--- Data section Enclosed Below ---

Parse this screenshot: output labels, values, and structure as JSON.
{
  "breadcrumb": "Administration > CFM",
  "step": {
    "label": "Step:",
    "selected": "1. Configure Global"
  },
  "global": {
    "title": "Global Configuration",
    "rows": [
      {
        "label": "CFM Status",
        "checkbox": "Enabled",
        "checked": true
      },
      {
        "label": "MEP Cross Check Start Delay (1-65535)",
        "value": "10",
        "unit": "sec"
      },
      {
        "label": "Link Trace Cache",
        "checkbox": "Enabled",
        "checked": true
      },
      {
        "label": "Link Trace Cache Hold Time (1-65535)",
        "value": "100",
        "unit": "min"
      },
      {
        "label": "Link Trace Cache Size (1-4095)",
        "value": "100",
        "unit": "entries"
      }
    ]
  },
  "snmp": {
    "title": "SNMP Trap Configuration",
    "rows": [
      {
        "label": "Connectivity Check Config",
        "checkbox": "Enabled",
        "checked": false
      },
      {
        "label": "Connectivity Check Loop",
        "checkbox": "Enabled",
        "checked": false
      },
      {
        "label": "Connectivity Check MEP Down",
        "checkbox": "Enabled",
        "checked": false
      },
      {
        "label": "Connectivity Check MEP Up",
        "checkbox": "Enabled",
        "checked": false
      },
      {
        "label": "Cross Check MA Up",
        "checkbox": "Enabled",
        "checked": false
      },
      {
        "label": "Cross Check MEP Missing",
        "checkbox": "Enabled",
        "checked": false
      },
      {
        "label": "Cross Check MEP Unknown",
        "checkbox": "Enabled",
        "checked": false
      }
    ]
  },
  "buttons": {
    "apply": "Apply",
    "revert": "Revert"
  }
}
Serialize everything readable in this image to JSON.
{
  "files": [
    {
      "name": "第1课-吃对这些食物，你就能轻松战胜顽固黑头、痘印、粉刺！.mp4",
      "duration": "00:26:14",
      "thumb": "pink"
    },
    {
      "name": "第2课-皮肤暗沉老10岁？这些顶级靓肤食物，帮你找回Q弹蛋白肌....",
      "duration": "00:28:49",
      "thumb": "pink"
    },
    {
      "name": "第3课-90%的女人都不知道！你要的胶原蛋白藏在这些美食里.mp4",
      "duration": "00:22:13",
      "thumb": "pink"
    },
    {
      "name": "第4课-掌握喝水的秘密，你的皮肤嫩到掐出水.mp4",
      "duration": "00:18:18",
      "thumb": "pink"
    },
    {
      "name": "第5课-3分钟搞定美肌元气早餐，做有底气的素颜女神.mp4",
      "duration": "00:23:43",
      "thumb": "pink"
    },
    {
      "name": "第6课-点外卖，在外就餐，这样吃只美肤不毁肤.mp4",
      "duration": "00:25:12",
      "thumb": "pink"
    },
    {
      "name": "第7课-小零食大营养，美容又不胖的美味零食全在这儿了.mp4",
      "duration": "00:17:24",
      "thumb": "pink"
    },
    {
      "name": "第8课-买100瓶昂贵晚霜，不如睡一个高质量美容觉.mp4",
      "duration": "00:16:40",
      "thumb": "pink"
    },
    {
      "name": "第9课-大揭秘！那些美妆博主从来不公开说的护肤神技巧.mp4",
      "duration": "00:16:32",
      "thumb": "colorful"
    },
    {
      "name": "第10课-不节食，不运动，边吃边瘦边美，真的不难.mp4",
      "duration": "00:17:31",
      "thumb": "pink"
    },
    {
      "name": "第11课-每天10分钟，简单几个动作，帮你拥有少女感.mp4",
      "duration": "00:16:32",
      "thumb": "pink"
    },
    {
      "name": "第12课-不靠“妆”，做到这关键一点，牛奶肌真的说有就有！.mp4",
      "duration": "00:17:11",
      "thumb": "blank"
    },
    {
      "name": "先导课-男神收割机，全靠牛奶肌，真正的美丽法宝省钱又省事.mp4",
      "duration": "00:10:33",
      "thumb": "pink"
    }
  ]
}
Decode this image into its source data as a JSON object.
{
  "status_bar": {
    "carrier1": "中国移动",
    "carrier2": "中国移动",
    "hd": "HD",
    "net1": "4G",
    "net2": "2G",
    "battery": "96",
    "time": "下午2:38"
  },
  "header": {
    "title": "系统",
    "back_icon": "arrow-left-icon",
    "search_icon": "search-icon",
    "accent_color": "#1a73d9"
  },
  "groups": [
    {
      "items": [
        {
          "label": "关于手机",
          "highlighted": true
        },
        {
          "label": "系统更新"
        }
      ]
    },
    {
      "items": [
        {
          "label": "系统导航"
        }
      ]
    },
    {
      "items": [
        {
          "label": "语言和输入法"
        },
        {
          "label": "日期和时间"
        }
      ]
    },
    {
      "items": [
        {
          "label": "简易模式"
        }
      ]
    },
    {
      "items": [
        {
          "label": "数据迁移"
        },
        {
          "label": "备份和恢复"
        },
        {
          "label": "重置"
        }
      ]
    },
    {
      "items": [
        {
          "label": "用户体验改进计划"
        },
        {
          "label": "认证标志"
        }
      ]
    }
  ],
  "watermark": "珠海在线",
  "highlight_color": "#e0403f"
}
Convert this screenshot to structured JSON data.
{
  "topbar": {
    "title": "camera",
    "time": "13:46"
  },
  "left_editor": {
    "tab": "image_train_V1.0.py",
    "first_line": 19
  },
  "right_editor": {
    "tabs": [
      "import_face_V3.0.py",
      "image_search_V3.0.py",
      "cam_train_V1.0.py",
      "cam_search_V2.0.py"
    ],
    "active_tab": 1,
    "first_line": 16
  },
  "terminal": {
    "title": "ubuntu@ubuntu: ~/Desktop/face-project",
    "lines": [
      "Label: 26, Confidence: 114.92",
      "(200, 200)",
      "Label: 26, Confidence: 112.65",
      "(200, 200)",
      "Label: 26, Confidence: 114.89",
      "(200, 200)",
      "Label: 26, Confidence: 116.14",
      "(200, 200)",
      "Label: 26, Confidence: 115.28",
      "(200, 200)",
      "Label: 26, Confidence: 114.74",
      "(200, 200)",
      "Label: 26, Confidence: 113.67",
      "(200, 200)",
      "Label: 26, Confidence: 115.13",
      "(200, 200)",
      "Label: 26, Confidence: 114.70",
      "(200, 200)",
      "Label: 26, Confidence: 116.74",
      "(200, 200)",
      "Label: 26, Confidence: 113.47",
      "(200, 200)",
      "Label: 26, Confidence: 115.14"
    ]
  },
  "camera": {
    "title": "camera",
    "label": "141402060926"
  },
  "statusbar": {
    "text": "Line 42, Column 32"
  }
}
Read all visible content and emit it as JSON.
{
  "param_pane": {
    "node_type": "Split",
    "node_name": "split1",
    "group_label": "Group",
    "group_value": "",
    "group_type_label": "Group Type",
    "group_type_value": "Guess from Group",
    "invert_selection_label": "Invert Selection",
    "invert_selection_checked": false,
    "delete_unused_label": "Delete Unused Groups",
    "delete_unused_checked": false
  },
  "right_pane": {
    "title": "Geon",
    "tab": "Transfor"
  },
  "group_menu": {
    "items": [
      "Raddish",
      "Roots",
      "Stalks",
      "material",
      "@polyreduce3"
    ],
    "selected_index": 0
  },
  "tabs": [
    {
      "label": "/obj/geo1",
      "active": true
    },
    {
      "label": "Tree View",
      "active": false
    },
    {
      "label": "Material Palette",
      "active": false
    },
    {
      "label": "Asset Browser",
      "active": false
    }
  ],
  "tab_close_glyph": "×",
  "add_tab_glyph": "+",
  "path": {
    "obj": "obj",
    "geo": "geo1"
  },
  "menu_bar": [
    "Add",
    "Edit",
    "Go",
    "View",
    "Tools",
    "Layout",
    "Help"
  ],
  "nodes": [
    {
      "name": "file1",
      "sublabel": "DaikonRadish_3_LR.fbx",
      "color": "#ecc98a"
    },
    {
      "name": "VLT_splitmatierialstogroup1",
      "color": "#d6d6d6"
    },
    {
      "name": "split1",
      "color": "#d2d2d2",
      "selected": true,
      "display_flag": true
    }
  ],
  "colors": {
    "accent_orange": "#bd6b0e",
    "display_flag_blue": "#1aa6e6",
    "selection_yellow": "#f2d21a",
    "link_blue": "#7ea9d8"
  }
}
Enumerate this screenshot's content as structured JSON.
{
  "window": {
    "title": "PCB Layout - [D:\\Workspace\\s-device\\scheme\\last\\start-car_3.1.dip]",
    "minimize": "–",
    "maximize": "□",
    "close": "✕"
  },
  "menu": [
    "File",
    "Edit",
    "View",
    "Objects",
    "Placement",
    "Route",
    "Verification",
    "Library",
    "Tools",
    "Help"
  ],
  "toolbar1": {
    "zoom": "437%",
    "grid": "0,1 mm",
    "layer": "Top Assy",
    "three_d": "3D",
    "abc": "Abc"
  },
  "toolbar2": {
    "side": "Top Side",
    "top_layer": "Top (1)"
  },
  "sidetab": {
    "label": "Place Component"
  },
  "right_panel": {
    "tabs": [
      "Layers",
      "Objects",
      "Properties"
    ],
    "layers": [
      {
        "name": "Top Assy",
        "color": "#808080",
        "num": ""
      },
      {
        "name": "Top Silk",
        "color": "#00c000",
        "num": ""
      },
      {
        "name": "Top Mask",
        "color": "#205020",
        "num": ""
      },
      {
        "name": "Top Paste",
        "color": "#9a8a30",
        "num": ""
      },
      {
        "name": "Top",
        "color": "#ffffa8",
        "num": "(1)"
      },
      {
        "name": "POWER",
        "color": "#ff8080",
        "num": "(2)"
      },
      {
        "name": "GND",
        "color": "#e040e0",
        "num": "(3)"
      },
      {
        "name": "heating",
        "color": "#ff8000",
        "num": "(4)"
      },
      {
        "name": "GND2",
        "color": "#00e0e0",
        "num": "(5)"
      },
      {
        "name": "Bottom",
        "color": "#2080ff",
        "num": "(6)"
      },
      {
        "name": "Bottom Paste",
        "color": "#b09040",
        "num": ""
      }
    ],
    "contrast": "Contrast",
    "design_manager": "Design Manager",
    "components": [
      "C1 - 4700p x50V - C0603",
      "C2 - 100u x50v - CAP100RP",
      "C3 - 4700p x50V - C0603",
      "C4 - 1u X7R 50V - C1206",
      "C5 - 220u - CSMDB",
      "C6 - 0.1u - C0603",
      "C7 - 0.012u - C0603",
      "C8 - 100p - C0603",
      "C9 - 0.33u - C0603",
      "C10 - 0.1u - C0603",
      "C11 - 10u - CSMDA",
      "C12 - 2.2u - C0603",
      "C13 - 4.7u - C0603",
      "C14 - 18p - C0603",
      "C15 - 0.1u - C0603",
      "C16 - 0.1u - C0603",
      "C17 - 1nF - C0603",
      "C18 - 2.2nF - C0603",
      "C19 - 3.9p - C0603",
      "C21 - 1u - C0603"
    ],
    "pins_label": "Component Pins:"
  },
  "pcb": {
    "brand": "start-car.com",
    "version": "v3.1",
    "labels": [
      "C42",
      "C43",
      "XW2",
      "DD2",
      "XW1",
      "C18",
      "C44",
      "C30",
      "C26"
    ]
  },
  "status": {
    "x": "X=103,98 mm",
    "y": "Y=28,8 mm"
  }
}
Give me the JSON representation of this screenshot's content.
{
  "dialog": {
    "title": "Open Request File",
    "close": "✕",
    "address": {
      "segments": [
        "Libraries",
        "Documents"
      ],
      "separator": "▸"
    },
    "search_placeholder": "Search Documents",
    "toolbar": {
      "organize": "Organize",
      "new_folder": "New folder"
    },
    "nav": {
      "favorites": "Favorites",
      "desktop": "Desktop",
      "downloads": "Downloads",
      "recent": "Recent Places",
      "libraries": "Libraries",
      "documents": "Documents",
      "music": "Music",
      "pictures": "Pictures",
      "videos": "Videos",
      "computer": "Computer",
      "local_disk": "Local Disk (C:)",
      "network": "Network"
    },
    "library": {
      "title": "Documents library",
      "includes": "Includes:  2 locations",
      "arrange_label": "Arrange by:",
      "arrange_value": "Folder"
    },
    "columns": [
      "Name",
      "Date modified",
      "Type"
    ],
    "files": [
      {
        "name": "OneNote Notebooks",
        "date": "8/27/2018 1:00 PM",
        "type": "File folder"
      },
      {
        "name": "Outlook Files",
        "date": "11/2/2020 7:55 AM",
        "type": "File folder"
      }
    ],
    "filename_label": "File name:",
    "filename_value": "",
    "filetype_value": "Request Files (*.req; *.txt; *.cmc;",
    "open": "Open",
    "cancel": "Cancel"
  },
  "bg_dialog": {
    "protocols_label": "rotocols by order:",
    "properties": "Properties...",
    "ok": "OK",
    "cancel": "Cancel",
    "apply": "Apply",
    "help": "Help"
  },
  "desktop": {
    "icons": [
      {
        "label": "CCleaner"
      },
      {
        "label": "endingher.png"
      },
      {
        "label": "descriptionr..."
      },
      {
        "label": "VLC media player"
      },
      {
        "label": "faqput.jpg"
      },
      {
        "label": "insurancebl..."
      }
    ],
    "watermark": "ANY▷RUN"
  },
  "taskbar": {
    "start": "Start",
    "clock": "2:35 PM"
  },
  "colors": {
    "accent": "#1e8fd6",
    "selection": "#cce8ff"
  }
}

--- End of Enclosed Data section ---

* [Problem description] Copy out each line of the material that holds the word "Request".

* [Your response]
    "title": "Open Request File",
    "filetype_value": "Request Files (*.req; *.txt; *.cmc;",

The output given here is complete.